Excisional arthroplasty and interposition
This is where a bone is removed to create space to unload the cartilage surface, to relieve pain and maintain movement. These techniques have been used since the 1950’s and 60’s in various joints in the hand.
Joint replacements can use many types of materials including silicone, metal and plastic and pyrocarbon. Silicone joint replacements have been used in the small joints of the hand since the early 1960’s. They have a long track record and have a predictable outcome and ability to exchange implants if they fail. Modern day Metal on plastic implants have evolved since 1979 and now resemble modern day “mini knee replacements”. Pyrocarbon is a newer material and has been used since 2000. It can be implanted as a total joint replacement or hemiarthroplasty (replacing only one damaged side of the joint). Most joint replacement surgeries provide good relief of pain whilst maintaining motion however it is difficult to reliably improve range of motion in very stiff fingers.
Expected outcomes and risks of common treatments for finger arthritis?
To compare the outcomes of treatment we need to have a normal reference range against which to compare.
Normal motion in the PIPJ motion in older people is about 90 degrees. Normal grip strength in this age group is 22kg and pinch strength of 5kg.
PIPJ fusion fixes the joint in a position which is most functional. This differs for each of the fingers but does not allow for any movement from this position.
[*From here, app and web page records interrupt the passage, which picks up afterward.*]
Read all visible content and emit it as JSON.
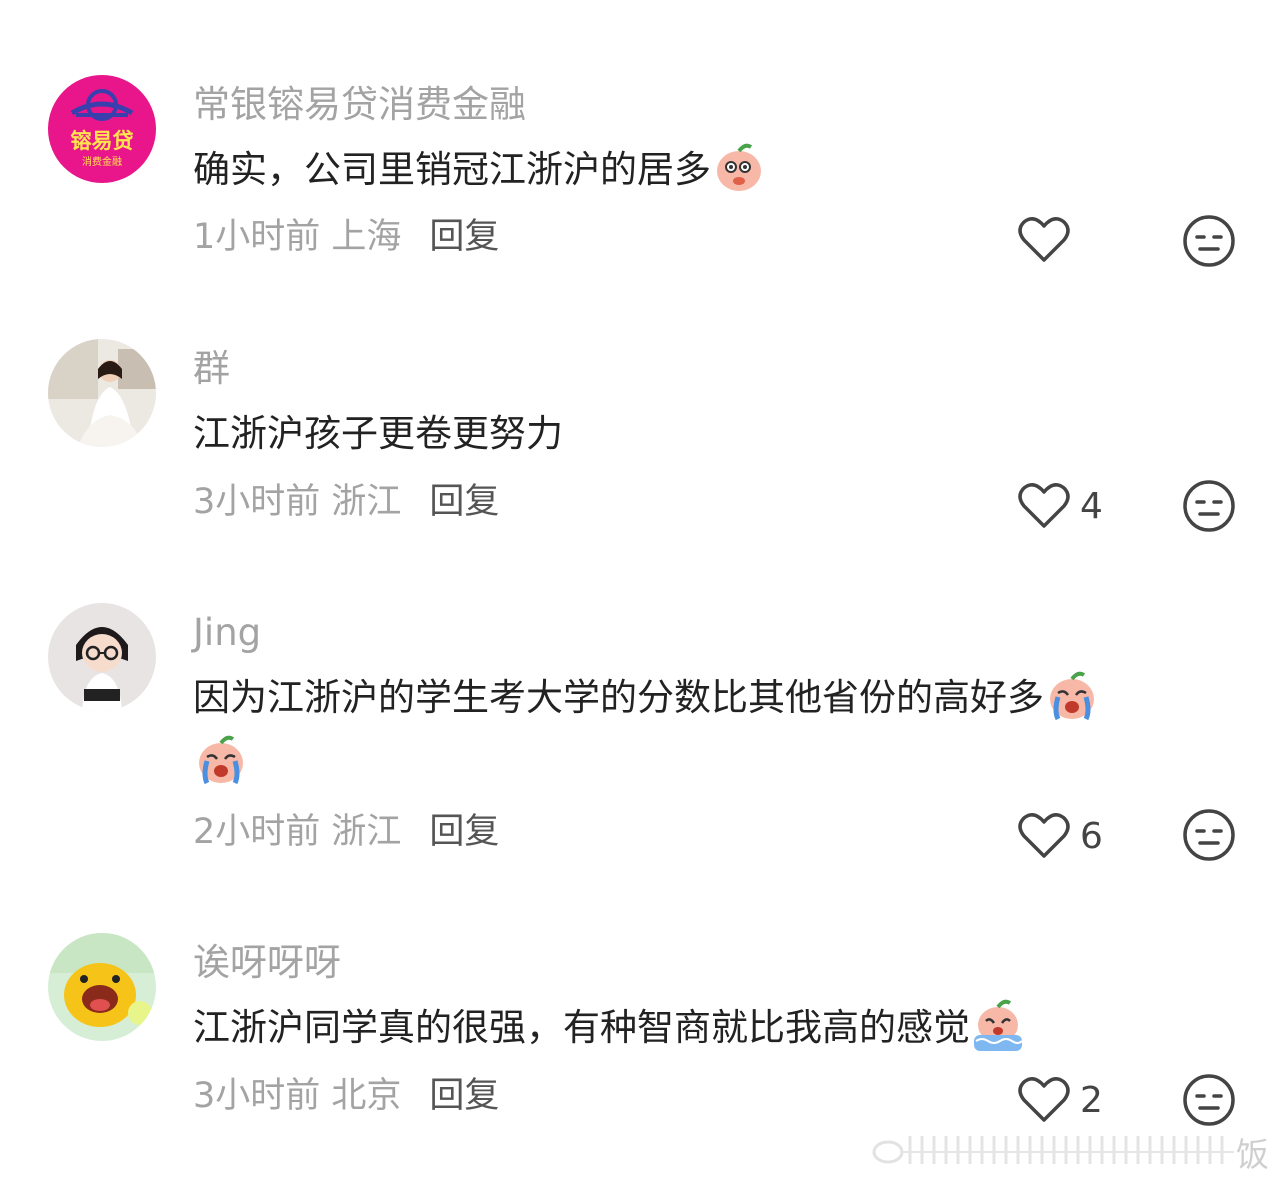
{
  "comments": [
    {
      "author": "常银镕易贷消费金融",
      "avatar": {
        "logo_text": "镕易贷",
        "logo_subtext": "消费金融",
        "bg_color": "#e8168a"
      },
      "text": "确实，公司里销冠江浙沪的居多",
      "emoji": [
        "shy-peach-emoji"
      ],
      "time_location": "1小时前 上海",
      "reply_label": "回复",
      "likes": ""
    },
    {
      "author": "群",
      "avatar": {
        "type": "photo-girl-white-dress"
      },
      "text": "江浙沪孩子更卷更努力",
      "emoji": [],
      "time_location": "3小时前 浙江",
      "reply_label": "回复",
      "likes": "4"
    },
    {
      "author": "Jing",
      "avatar": {
        "type": "cartoon-girl-glasses"
      },
      "text": "因为江浙沪的学生考大学的分数比其他省份的高好多",
      "emoji": [
        "crying-peach-emoji",
        "crying-peach-emoji"
      ],
      "time_location": "2小时前 浙江",
      "reply_label": "回复",
      "likes": "6"
    },
    {
      "author": "诶呀呀呀",
      "avatar": {
        "type": "yellow-cartoon-creature"
      },
      "text": "江浙沪同学真的很强，有种智商就比我高的感觉",
      "emoji": [
        "tears-flood-peach-emoji"
      ],
      "time_location": "3小时前 北京",
      "reply_label": "回复",
      "likes": "2"
    }
  ],
  "icons": {
    "like": "heart-outline-icon",
    "dislike": "neutral-face-icon"
  },
  "watermark": "饭"
}
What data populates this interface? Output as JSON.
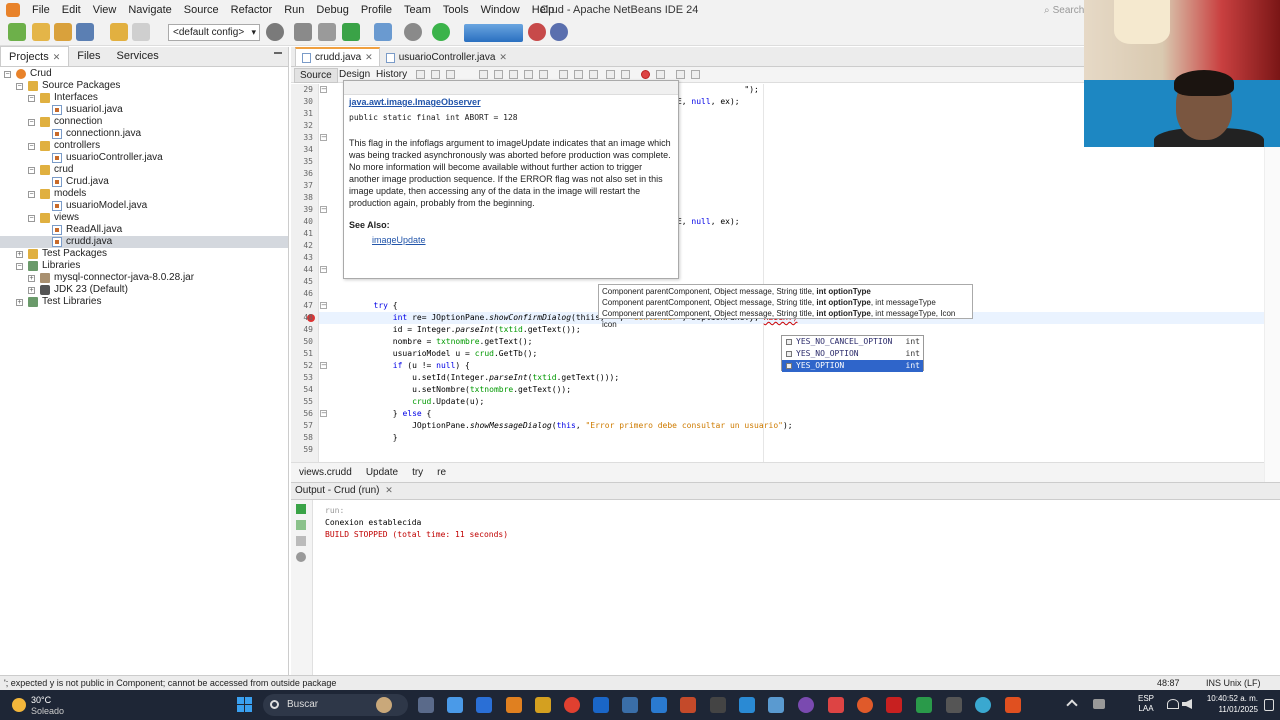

It is very effective in relieving pain with average pain scores after the fusion heals of 0.4 out of 10. It allows for grip strength of 14kg and pinch strength of 3.9kg. It is very durable and in 95-98% of cases will last a minimum of 10yrs.
Silicone joint replacement of the PIPJ can on average provide a 50 degree arc of movement although this often depends on the starting range of movement prior to surgery. Pain is also reliably improved to 0.4 out of 10 and grip strength of 22kg and pinch strength of 4.4kg. 90% of silicone joint replacements will last a minimum of 10yrs.
Normal thumb movements are measured by a Kapandji score where normal movement is 10/10. Grip strength in average women of this age group is 22kg and in men 40kg and pinch strength in women 5kg and 8kg in men.
Thumb trapeziectomy restores thumb movement to 9.9/10 and relieves pain to 0.6/10. Grip strength on average is 25.7kg and pinch strength 3.6kg. It provides a durable solution with 97% of cases not requiring any further surgery after 10yrs.
Specific risks of trapeziectomy include thumb metacarpal migration causing weakness in grip strength and pain.
Thumb CMC fusion limits thumb movement to 5/10 on average. It is effective at relieving pain to 0.4/10 and maintaining grip strength to 23kg and pinch strength of 5.9kg. In 88% of patients who have had a CMC fusion, no further basal thumb surgery is required within 10 years.
Specific risks of CMC fusion include irritation or prominence of the metalware used to fix the joint or non-union at the surgery site.
Pyrocarbon joint replacement can maintain thumb range of movement to 10/10. It is an effective treatment option in relieving pain to an average of 0.6/10 and maintaining grip strength of 23kg and pinch strength of 6.4kg. Early results show that in 96.8% of cases, no further surgery is required within 5 years.
Specific risks of pyrocarbon joint replacement include ongoing pain and implant dislocation.